SIOUX CENTER, Iowa (KCAU) — Officials in Sioux Center and Hull are ushering in a new era of clean accessible water.
After more than 12,000 days since the inception of the Lewis and Clark Regional Water System, Sioux Center and Hull now have greater access to clean drinking water.
“Big day to celebrate the arrival, it’s actually, water has been flowing since April 4 so it’s just a great day to celebrate the completion of Lewis and Clark to our community,” Sioux Center Mayor David Krahling said.
“It’s a great day of celebration because water is essential to life, you know,” Hull Mayor Arlan Moss said.
Two more Siouxland communities are now receiving additional clean water through the Lewis and Clark Regional Water System. The work to connect 20 Iowa, South Dakota, and Minnesota communities all started on January 29, 1990.
“We’ve been on water restrictions the past couple of summers and it’s just a sense of security that we have an adequate supply of high-quality water at a reasonable cost,” said Krahling.
“This enhances our supply and it, Rock Valley rural water is good quality, but this is even better,” said Moss.
Sioux Center and Hull are the 16th and 17th communities to hook up to the water respectively. This was achieved in early April 2023.
“When Lewis and Clark is all said and done, it will be about $750 million to get all the members connected. The water comes from a series of wells adjacent to the Missouri River by Vermillion. It’s treated by Vermillion and 337 miles of pipeline to get it to all 20 members,” said Executive Director of the Lewis & Clark Regional Water System Troy Larson.

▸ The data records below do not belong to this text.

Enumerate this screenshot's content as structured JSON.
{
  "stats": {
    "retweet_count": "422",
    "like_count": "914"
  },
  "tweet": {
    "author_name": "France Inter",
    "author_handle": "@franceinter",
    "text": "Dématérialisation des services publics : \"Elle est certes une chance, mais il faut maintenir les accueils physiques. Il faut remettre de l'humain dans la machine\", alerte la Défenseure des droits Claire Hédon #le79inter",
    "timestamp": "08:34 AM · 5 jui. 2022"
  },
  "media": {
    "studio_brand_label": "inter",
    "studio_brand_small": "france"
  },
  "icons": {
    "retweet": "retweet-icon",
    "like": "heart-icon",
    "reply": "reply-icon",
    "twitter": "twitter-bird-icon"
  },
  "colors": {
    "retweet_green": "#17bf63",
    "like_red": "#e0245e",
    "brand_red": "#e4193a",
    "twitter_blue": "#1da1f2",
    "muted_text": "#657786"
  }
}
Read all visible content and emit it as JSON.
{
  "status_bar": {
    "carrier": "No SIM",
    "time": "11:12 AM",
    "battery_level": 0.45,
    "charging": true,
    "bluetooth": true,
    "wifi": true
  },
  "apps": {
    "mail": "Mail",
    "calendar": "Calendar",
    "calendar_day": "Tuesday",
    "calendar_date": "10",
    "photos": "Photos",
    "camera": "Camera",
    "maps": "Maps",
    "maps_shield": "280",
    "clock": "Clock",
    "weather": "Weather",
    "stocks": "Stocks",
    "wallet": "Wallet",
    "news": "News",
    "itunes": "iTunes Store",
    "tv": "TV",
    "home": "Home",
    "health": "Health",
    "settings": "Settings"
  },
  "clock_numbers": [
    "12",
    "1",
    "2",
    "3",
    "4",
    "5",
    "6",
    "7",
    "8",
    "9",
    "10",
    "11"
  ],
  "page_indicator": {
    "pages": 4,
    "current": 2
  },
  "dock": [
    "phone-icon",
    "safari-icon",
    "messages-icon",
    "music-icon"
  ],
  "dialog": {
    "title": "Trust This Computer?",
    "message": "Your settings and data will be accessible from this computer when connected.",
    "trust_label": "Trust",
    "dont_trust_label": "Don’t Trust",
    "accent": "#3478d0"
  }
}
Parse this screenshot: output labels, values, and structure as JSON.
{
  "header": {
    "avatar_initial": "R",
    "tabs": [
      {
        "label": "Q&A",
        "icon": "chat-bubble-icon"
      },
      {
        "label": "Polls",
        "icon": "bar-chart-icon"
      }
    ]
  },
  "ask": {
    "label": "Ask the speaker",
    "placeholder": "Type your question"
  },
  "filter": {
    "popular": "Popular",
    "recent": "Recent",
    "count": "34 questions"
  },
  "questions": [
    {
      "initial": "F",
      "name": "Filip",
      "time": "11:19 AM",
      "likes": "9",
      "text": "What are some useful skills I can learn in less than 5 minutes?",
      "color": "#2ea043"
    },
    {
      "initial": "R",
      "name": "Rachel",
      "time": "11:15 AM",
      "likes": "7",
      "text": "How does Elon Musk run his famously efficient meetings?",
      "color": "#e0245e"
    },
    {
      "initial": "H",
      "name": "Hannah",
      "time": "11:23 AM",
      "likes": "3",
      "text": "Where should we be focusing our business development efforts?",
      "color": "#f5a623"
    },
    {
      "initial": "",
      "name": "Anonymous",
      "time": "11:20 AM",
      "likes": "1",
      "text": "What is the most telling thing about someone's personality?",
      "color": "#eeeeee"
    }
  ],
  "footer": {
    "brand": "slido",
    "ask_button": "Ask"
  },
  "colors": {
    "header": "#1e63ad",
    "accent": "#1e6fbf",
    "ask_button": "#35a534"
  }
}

U.S. Rep. Randy Feenstra attended the ribbon-cutting ceremony to celebrate an achievement close to his heart.
“Personally this is so important for Hull and Sioux Center, being a Hull kid growing up, seeing the project, being the city administrator, being on this executive board for Lewis and Clark over time to finally see it come to fruition is just incredible. What it does is create economic sustainability, economic development for our communities long term. Water is such a precious commodity that we all need, and now we have it long-term,” said Feenstra.
There are now just three more communities left to connect to the regional water system: Sheldon, Madison, and Sibley. Those communities are all expected to be online by early 2025.